**Your instructions**
All of the data must be written out verbatim, with pictures excluded.

Page and application data records
● ● ●

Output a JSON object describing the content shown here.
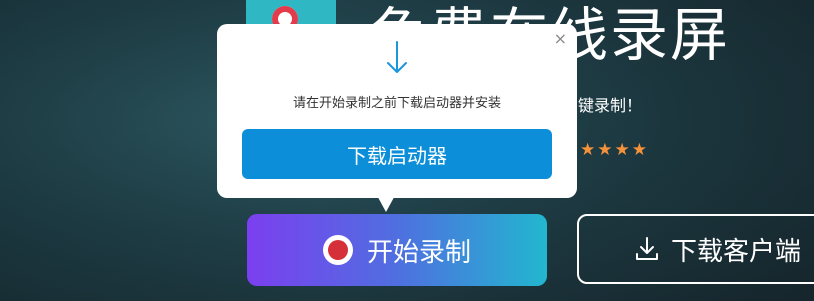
{
  "hero": {
    "title": "免费在线录屏",
    "subtitle": "键录制！",
    "stars": "★★★★"
  },
  "actions": {
    "start_label": "开始录制",
    "client_label": "下载客户端"
  },
  "popup": {
    "message": "请在开始录制之前下载启动器并安装",
    "download_label": "下载启动器",
    "close_glyph": "×"
  },
  "colors": {
    "accent_blue": "#0c8fd8",
    "gradient_start": "#7b3ff0",
    "gradient_end": "#22b7cf",
    "star_orange": "#f5923a",
    "record_red": "#d52f3a"
  },
  "icons": [
    "close-icon",
    "download-arrow-icon",
    "record-icon",
    "download-tray-icon"
  ]
}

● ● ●

**Response below**
Output a JSON object describing the content shown here.
{
  "hero": {
    "title": "免费在线录屏",
    "subtitle": "键录制！",
    "stars": "★★★★"
  },
  "actions": {
    "start_label": "开始录制",
    "client_label": "下载客户端"
  },
  "popup": {
    "message": "请在开始录制之前下载启动器并安装",
    "download_label": "下载启动器",
    "close_glyph": "×"
  },
  "colors": {
    "accent_blue": "#0c8fd8",
    "gradient_start": "#7b3ff0",
    "gradient_end": "#22b7cf",
    "star_orange": "#f5923a",
    "record_red": "#d52f3a"
  },
  "icons": [
    "close-icon",
    "download-arrow-icon",
    "record-icon",
    "download-tray-icon"
  ]
}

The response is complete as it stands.